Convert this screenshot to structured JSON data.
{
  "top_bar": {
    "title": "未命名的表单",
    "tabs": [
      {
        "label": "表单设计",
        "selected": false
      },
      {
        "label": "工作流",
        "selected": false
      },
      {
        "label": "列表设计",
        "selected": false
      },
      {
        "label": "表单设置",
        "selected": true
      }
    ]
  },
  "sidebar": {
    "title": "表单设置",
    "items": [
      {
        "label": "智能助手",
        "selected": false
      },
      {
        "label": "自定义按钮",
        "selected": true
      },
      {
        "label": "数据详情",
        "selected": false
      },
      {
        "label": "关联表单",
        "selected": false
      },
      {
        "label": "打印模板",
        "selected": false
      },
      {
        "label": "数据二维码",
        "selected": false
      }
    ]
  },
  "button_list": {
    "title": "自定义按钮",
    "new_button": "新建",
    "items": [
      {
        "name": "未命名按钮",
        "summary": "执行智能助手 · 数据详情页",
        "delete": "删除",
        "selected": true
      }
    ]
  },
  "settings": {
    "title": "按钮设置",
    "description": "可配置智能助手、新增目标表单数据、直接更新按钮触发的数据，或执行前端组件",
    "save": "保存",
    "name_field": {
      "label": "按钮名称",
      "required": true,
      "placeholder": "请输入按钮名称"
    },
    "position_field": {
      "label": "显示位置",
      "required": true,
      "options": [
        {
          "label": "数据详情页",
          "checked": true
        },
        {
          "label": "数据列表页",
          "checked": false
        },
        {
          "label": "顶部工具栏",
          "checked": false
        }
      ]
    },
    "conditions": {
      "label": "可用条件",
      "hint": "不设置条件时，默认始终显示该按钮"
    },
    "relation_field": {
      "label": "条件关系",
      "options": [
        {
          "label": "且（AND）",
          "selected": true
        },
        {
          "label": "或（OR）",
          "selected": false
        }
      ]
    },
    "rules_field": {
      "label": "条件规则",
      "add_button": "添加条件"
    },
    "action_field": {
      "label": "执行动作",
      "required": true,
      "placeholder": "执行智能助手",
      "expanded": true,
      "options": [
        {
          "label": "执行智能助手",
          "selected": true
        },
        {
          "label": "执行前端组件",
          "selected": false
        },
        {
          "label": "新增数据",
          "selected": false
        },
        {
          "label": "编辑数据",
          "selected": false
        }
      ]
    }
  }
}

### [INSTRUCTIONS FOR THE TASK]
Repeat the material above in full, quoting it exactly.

### [TASK RESPONSE]
Convert this screenshot to structured JSON data.
{
  "top_bar": {
    "title": "未命名的表单",
    "tabs": [
      {
        "label": "表单设计",
        "selected": false
      },
      {
        "label": "工作流",
        "selected": false
      },
      {
        "label": "列表设计",
        "selected": false
      },
      {
        "label": "表单设置",
        "selected": true
      }
    ]
  },
  "sidebar": {
    "title": "表单设置",
    "items": [
      {
        "label": "智能助手",
        "selected": false
      },
      {
        "label": "自定义按钮",
        "selected": true
      },
      {
        "label": "数据详情",
        "selected": false
      },
      {
        "label": "关联表单",
        "selected": false
      },
      {
        "label": "打印模板",
        "selected": false
      },
      {
        "label": "数据二维码",
        "selected": false
      }
    ]
  },
  "button_list": {
    "title": "自定义按钮",
    "new_button": "新建",
    "items": [
      {
        "name": "未命名按钮",
        "summary": "执行智能助手 · 数据详情页",
        "delete": "删除",
        "selected": true
      }
    ]
  },
  "settings": {
    "title": "按钮设置",
    "description": "可配置智能助手、新增目标表单数据、直接更新按钮触发的数据，或执行前端组件",
    "save": "保存",
    "name_field": {
      "label": "按钮名称",
      "required": true,
      "placeholder": "请输入按钮名称"
    },
    "position_field": {
      "label": "显示位置",
      "required": true,
      "options": [
        {
          "label": "数据详情页",
          "checked": true
        },
        {
          "label": "数据列表页",
          "checked": false
        },
        {
          "label": "顶部工具栏",
          "checked": false
        }
      ]
    },
    "conditions": {
      "label": "可用条件",
      "hint": "不设置条件时，默认始终显示该按钮"
    },
    "relation_field": {
      "label": "条件关系",
      "options": [
        {
          "label": "且（AND）",
          "selected": true
        },
        {
          "label": "或（OR）",
          "selected": false
        }
      ]
    },
    "rules_field": {
      "label": "条件规则",
      "add_button": "添加条件"
    },
    "action_field": {
      "label": "执行动作",
      "required": true,
      "placeholder": "执行智能助手",
      "expanded": true,
      "options": [
        {
          "label": "执行智能助手",
          "selected": true
        },
        {
          "label": "执行前端组件",
          "selected": false
        },
        {
          "label": "新增数据",
          "selected": false
        },
        {
          "label": "编辑数据",
          "selected": false
        }
      ]
    }
  }
}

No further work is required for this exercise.